---------- Data for processing ----------

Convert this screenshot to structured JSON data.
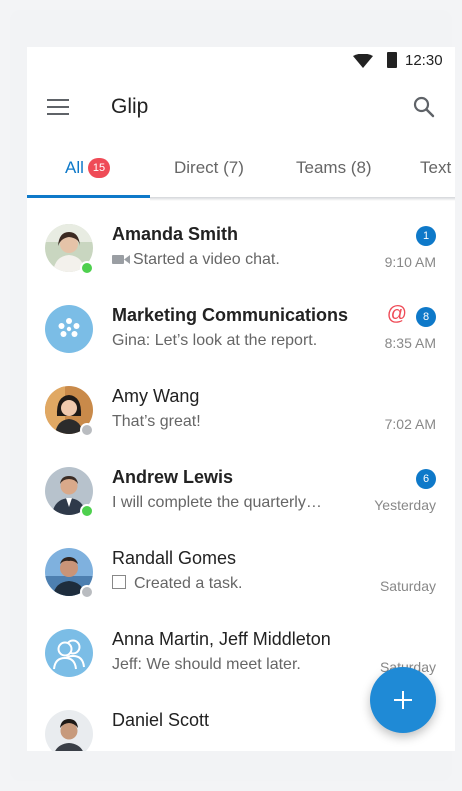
{
  "status_bar": {
    "time": "12:30",
    "wifi_icon": "wifi-icon",
    "battery_icon": "battery-icon"
  },
  "app_bar": {
    "title": "Glip",
    "menu_icon": "menu-icon",
    "search_icon": "search-icon"
  },
  "tabs": [
    {
      "label": "All",
      "badge": "15",
      "active": true
    },
    {
      "label": "Direct (7)"
    },
    {
      "label": "Teams (8)"
    },
    {
      "label": "Text"
    }
  ],
  "conversations": [
    {
      "name": "Amanda Smith",
      "preview": "Started a video chat.",
      "time": "9:10 AM",
      "unread": "1",
      "presence": "online",
      "icon": "video-icon"
    },
    {
      "name": "Marketing Communications",
      "preview": "Gina: Let’s look at the report.",
      "time": "8:35 AM",
      "unread": "8",
      "mention": "@",
      "icon": "team-icon"
    },
    {
      "name": "Amy Wang",
      "preview": "That’s great!",
      "time": "7:02 AM",
      "presence": "offline"
    },
    {
      "name": "Andrew Lewis",
      "preview": "I will complete the quarterly…",
      "time": "Yesterday",
      "unread": "6",
      "presence": "online"
    },
    {
      "name": "Randall Gomes",
      "preview": "Created a task.",
      "time": "Saturday",
      "presence": "offline",
      "icon": "task-icon"
    },
    {
      "name": "Anna Martin, Jeff Middleton",
      "preview": "Jeff: We should meet later.",
      "time": "Saturday",
      "icon": "group-icon"
    },
    {
      "name": "Daniel Scott",
      "preview": "",
      "time": ""
    }
  ],
  "fab": {
    "icon": "plus-icon"
  },
  "colors": {
    "accent": "#0e79c9",
    "badge_red": "#ef4b57",
    "online": "#4ed04e",
    "fab": "#1f8ad6"
  }
}
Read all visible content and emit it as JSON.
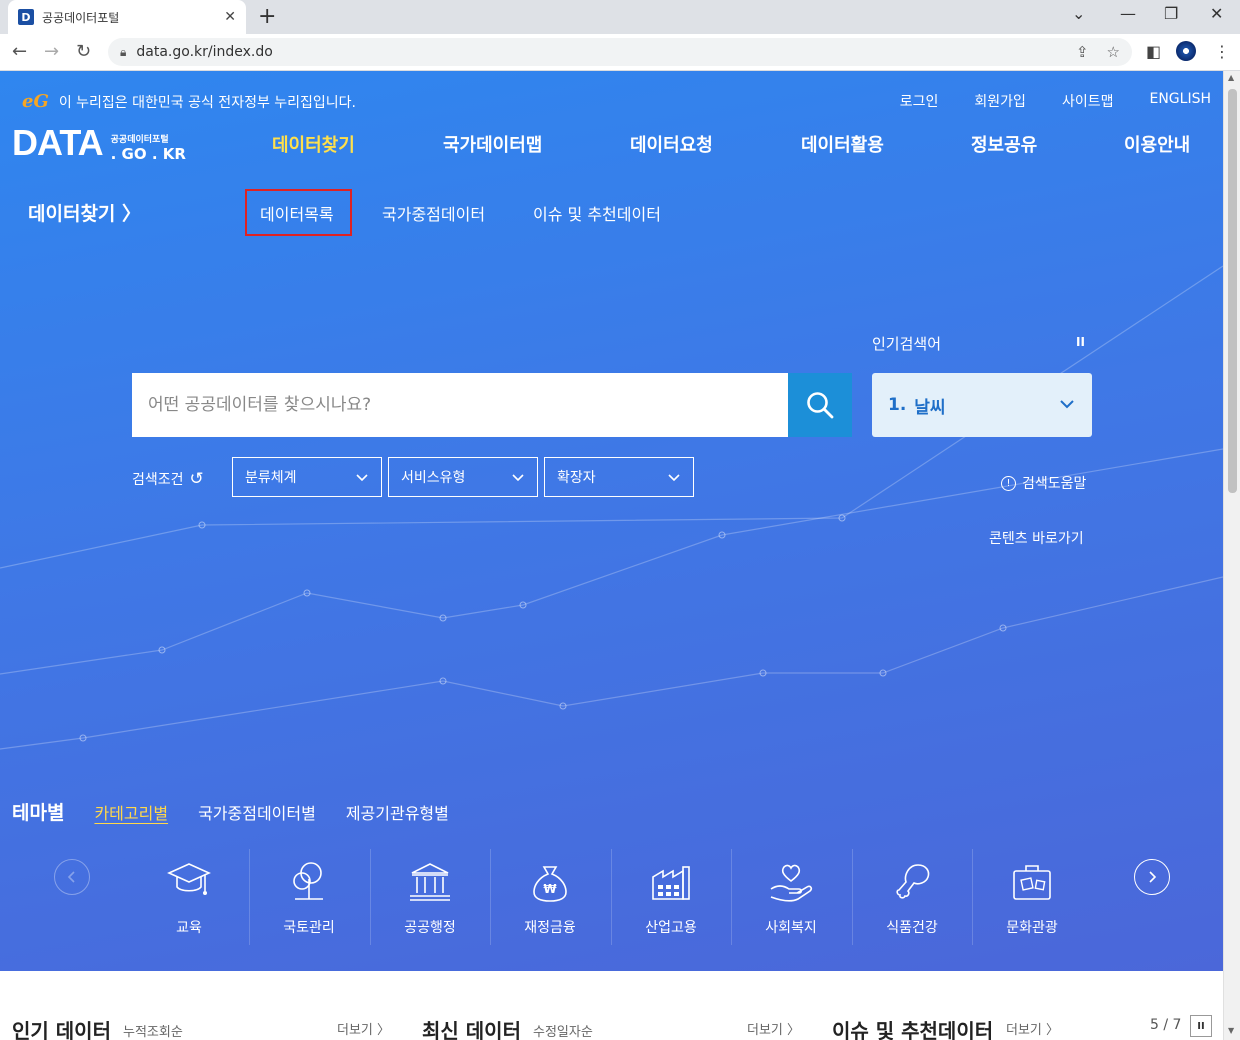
{
  "browser": {
    "tab_title": "공공데이터포털",
    "tab_favicon": "D",
    "new_tab": "+",
    "url": "data.go.kr/index.do"
  },
  "header": {
    "gov_notice": "이 누리집은 대한민국 공식 전자정부 누리집입니다.",
    "eg_logo": "eG",
    "top_links": [
      "로그인",
      "회원가입",
      "사이트맵",
      "ENGLISH"
    ],
    "logo_main": "DATA",
    "logo_sub1": "공공데이터포털",
    "logo_sub2": ". GO . KR"
  },
  "gnb": {
    "items": [
      "데이터찾기",
      "국가데이터맵",
      "데이터요청",
      "데이터활용",
      "정보공유",
      "이용안내"
    ]
  },
  "lnb": {
    "title": "데이터찾기",
    "items": [
      "데이터목록",
      "국가중점데이터",
      "이슈 및 추천데이터"
    ]
  },
  "search": {
    "placeholder": "어떤 공공데이터를 찾으시나요?",
    "popular_label": "인기검색어",
    "popular_pause": "II",
    "popular_rank": "1.",
    "popular_term": "날씨",
    "condition_label": "검색조건",
    "filters": [
      "분류체계",
      "서비스유형",
      "확장자"
    ],
    "help": "검색도움말",
    "help_icon": "!",
    "shortcut": "콘텐츠 바로가기"
  },
  "theme": {
    "title": "테마별",
    "tabs": [
      "카테고리별",
      "국가중점데이터별",
      "제공기관유형별"
    ],
    "categories": [
      "교육",
      "국토관리",
      "공공행정",
      "재정금융",
      "산업고용",
      "사회복지",
      "식품건강",
      "문화관광"
    ]
  },
  "bottom": {
    "popular_title": "인기 데이터",
    "popular_sub": "누적조회순",
    "latest_title": "최신 데이터",
    "latest_sub": "수정일자순",
    "issue_title": "이슈 및 추천데이터",
    "more": "더보기 〉",
    "pager": "5 / 7",
    "pager_pause": "II"
  },
  "colors": {
    "accent_yellow": "#ffe04b",
    "search_button": "#1c8fd8",
    "highlight_box": "#e02222"
  }
}
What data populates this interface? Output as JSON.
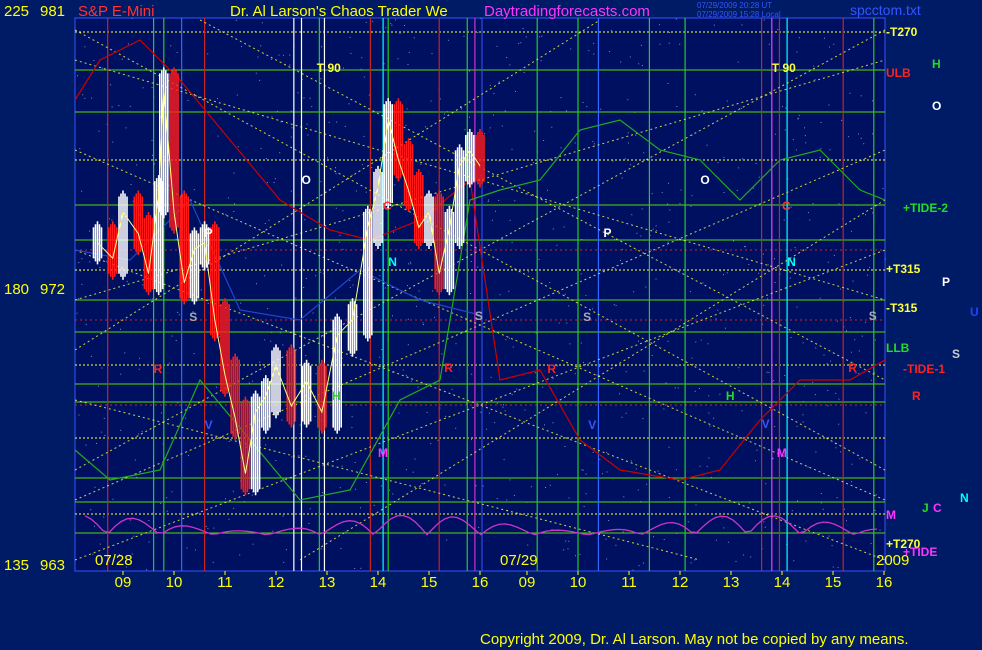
{
  "header": {
    "instrument": "S&P E-Mini",
    "title_main": "Dr. Al Larson's Chaos Trader We",
    "title_site": "Daytradingforecasts.com",
    "stamp1": "07/29/2009 20:28 UT",
    "stamp2": "07/29/2009 15:28 Local",
    "filename": "spcctom.txt"
  },
  "copyright": "Copyright 2009, Dr. Al Larson. May not be copied by any means.",
  "colors": {
    "background": "#001b66",
    "plot_area": "#001060",
    "price_up": "#ffffff",
    "price_down": "#ff1a1a",
    "grid_yellow": "#ffff40",
    "grid_green": "#55dd00",
    "tide_red": "#cc0000",
    "tide_green": "#22aa22",
    "oscillator": "#cc33cc",
    "axis_text": "#ffff00",
    "copyright_text": "#ffff00"
  },
  "chart_data": {
    "type": "line",
    "title": "S&P E-Mini",
    "series_kind": "price bars with astro/field lines",
    "y_axis_left": {
      "angle_ticks": [
        "225",
        "180",
        "135"
      ],
      "price_ticks": [
        "981",
        "972",
        "963"
      ],
      "ylim": [
        963,
        981
      ]
    },
    "x_axis": {
      "hour_labels": [
        "09",
        "10",
        "11",
        "12",
        "13",
        "14",
        "15",
        "16",
        "09",
        "10",
        "11",
        "12",
        "13",
        "14",
        "15",
        "16"
      ],
      "day_labels": [
        "07/28",
        "07/29"
      ],
      "year_label": "2009"
    },
    "price_series_0728": {
      "name": "S&P E-Mini 07/28",
      "x_hours": [
        8.5,
        8.8,
        9.0,
        9.3,
        9.5,
        9.7,
        9.8,
        10.0,
        10.2,
        10.4,
        10.6,
        10.8,
        11.0,
        11.2,
        11.4,
        11.6,
        11.8,
        12.0,
        12.3,
        12.6,
        12.9,
        13.2,
        13.5,
        13.8,
        14.0,
        14.2,
        14.4,
        14.6,
        14.8,
        15.0,
        15.2,
        15.4,
        15.6,
        15.8,
        16.0
      ],
      "values": [
        973.5,
        973.0,
        974.5,
        973.8,
        972.5,
        975.0,
        978.5,
        974.5,
        972.2,
        973.3,
        973.5,
        971.0,
        969.2,
        967.8,
        966.0,
        968.0,
        968.5,
        969.5,
        968.2,
        969.0,
        968.0,
        970.5,
        971.0,
        974.0,
        975.3,
        977.5,
        976.2,
        975.2,
        974.0,
        974.5,
        972.5,
        974.0,
        976.0,
        976.5,
        976.0
      ]
    },
    "markers": {
      "left_panel": [
        {
          "label": "T  90",
          "x": 12.8
        },
        {
          "label": "O",
          "x": 12.5
        },
        {
          "label": "P",
          "x": 10.6
        },
        {
          "label": "N",
          "x": 14.2
        },
        {
          "label": "C",
          "x": 14.1
        },
        {
          "label": "S",
          "x": 10.3
        },
        {
          "label": "S",
          "x": 15.9
        },
        {
          "label": "R",
          "x": 9.6
        },
        {
          "label": "R",
          "x": 15.3
        },
        {
          "label": "M",
          "x": 14.0
        },
        {
          "label": "H",
          "x": 13.1
        },
        {
          "label": "V",
          "x": 10.6
        }
      ],
      "right_panel": [
        {
          "label": "T  90",
          "x": 13.8
        },
        {
          "label": "O",
          "x": 12.4
        },
        {
          "label": "P",
          "x": 10.5
        },
        {
          "label": "N",
          "x": 14.1
        },
        {
          "label": "C",
          "x": 14.0
        },
        {
          "label": "S",
          "x": 10.1
        },
        {
          "label": "S",
          "x": 15.7
        },
        {
          "label": "R",
          "x": 9.4
        },
        {
          "label": "R",
          "x": 15.3
        },
        {
          "label": "M",
          "x": 13.9
        },
        {
          "label": "H",
          "x": 12.9
        },
        {
          "label": "V",
          "x": 10.2
        },
        {
          "label": "V",
          "x": 13.6
        }
      ]
    },
    "right_labels": [
      {
        "text": "-T270",
        "color": "#ffff40"
      },
      {
        "text": "H",
        "color": "#22dd22"
      },
      {
        "text": "ULB",
        "color": "#ff2020"
      },
      {
        "text": "O",
        "color": "#ffffff"
      },
      {
        "text": "+TIDE-2",
        "color": "#22dd22"
      },
      {
        "text": "+T315",
        "color": "#ffff40"
      },
      {
        "text": "P",
        "color": "#ffffff"
      },
      {
        "text": "-T315",
        "color": "#ffff40"
      },
      {
        "text": "U",
        "color": "#2244ff"
      },
      {
        "text": "LLB",
        "color": "#22dd22"
      },
      {
        "text": "S",
        "color": "#cccccc"
      },
      {
        "text": "-TIDE-1",
        "color": "#ff2020"
      },
      {
        "text": "R",
        "color": "#ff2020"
      },
      {
        "text": "N",
        "color": "#00ffff"
      },
      {
        "text": "M",
        "color": "#ff33ff"
      },
      {
        "text": "J",
        "color": "#22dd22"
      },
      {
        "text": "C",
        "color": "#ff33ff"
      },
      {
        "text": "+T270",
        "color": "#ffff40"
      },
      {
        "text": "+TIDE",
        "color": "#ff33ff"
      }
    ]
  }
}
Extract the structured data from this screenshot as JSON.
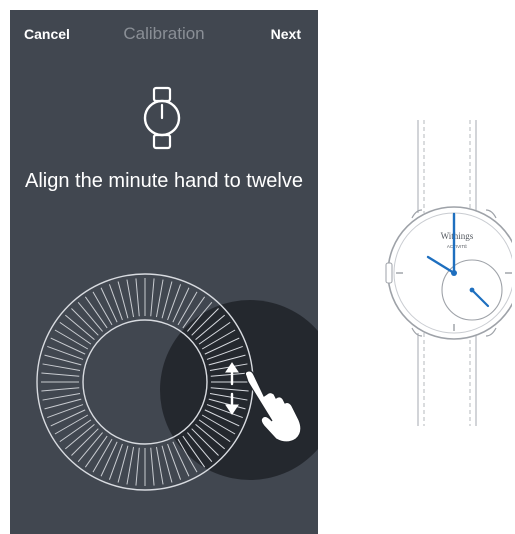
{
  "nav": {
    "cancel_label": "Cancel",
    "title": "Calibration",
    "next_label": "Next"
  },
  "main": {
    "instruction": "Align the minute hand to twelve"
  },
  "watch_illustration": {
    "brand": "Withings",
    "model": "ACTIVITÉ"
  },
  "colors": {
    "background": "#414750",
    "hand_accent": "#1e6fbf",
    "dial_lines": "#d8dbe0",
    "touch_circle": "#22262c"
  },
  "icons": {
    "watch": "watch-icon",
    "swipe_gesture": "swipe-vertical-icon",
    "hand": "hand-pointer-icon"
  }
}
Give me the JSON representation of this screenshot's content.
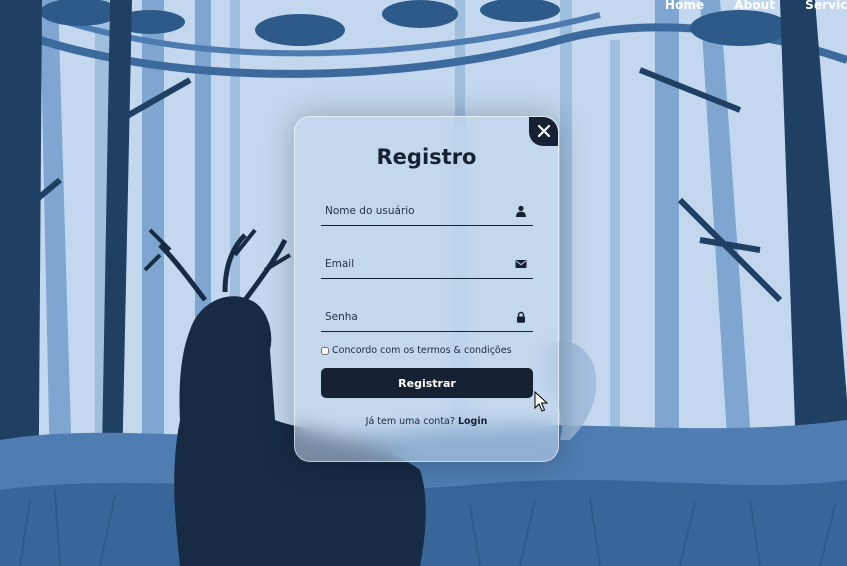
{
  "nav": {
    "items": [
      "Home",
      "About",
      "Services"
    ]
  },
  "modal": {
    "title": "Registro",
    "username_placeholder": "Nome do usuário",
    "email_placeholder": "Email",
    "password_placeholder": "Senha",
    "terms_label": "Concordo com os termos & condições",
    "submit_label": "Registrar",
    "have_account_text": "Já tem uma conta?",
    "login_link": "Login"
  },
  "icons": {
    "close": "close-icon",
    "username": "user-icon",
    "email": "envelope-icon",
    "password": "lock-icon"
  },
  "colors": {
    "accent": "#162233",
    "background_sky": "#bcd3ea"
  }
}
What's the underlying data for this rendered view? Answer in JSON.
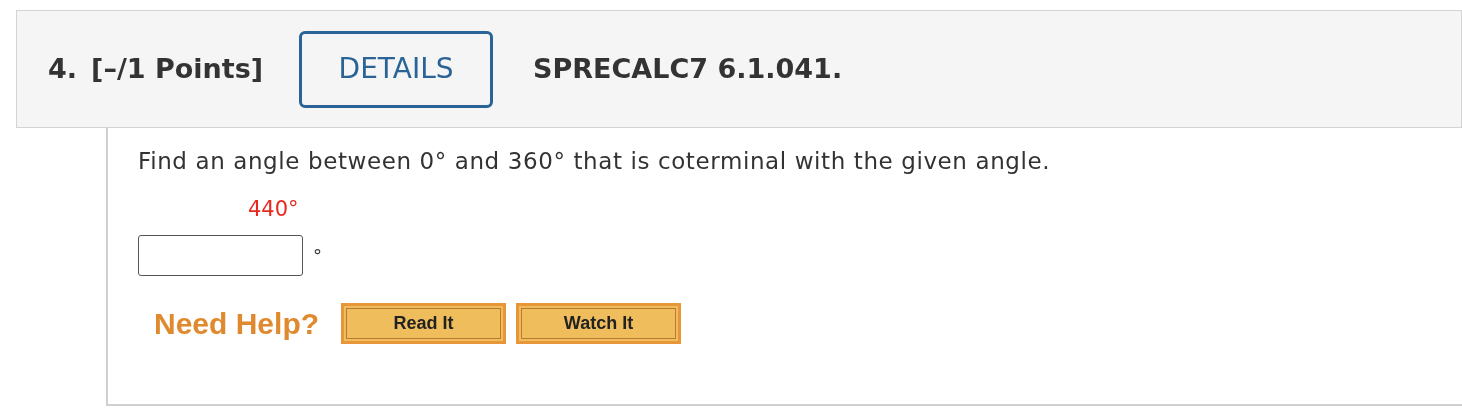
{
  "question": {
    "number": "4.",
    "points": "[–/1 Points]",
    "details_button": "DETAILS",
    "problem_id": "SPRECALC7 6.1.041."
  },
  "body": {
    "prompt": "Find an angle between 0° and 360° that is coterminal with the given angle.",
    "given_angle": "440°",
    "answer": {
      "unit": "°"
    },
    "help_label": "Need Help?",
    "help_buttons": [
      "Read It",
      "Watch It"
    ]
  }
}
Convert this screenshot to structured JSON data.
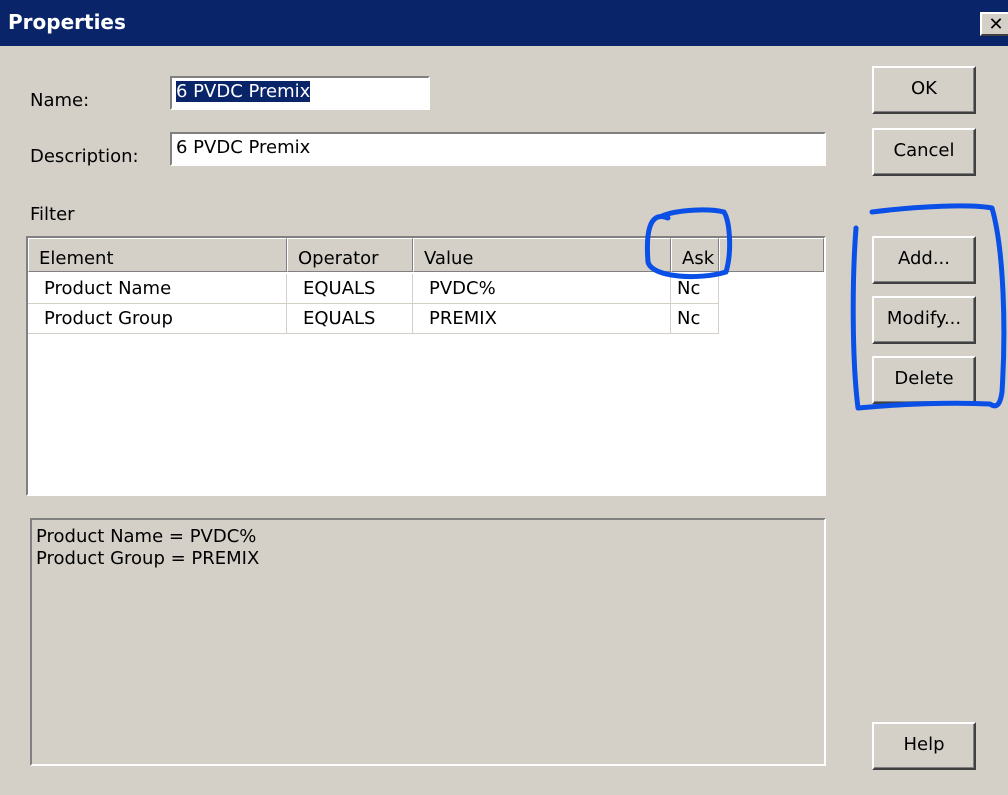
{
  "window": {
    "title": "Properties",
    "close_glyph": "✕"
  },
  "form": {
    "name_label": "Name:",
    "name_value": "6 PVDC Premix",
    "description_label": "Description:",
    "description_value": "6 PVDC Premix",
    "filter_label": "Filter"
  },
  "buttons": {
    "ok": "OK",
    "cancel": "Cancel",
    "add": "Add...",
    "modify": "Modify...",
    "delete": "Delete",
    "help": "Help"
  },
  "filter_table": {
    "columns": [
      "Element",
      "Operator",
      "Value",
      "Ask"
    ],
    "rows": [
      [
        "Product Name",
        "EQUALS",
        "PVDC%",
        "Nc"
      ],
      [
        "Product Group",
        "EQUALS",
        "PREMIX",
        "Nc"
      ]
    ]
  },
  "summary": {
    "lines": [
      "Product Name = PVDC%",
      "Product Group = PREMIX"
    ]
  },
  "colors": {
    "title_bar": "#0a246a",
    "dialog_face": "#d4d0c8",
    "annotation": "#0a4fe6"
  },
  "icons": {
    "close": "close-icon"
  }
}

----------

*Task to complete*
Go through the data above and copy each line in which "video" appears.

*Expected output*
      "preview": "Started a video chat.",
      "icon": "video-icon"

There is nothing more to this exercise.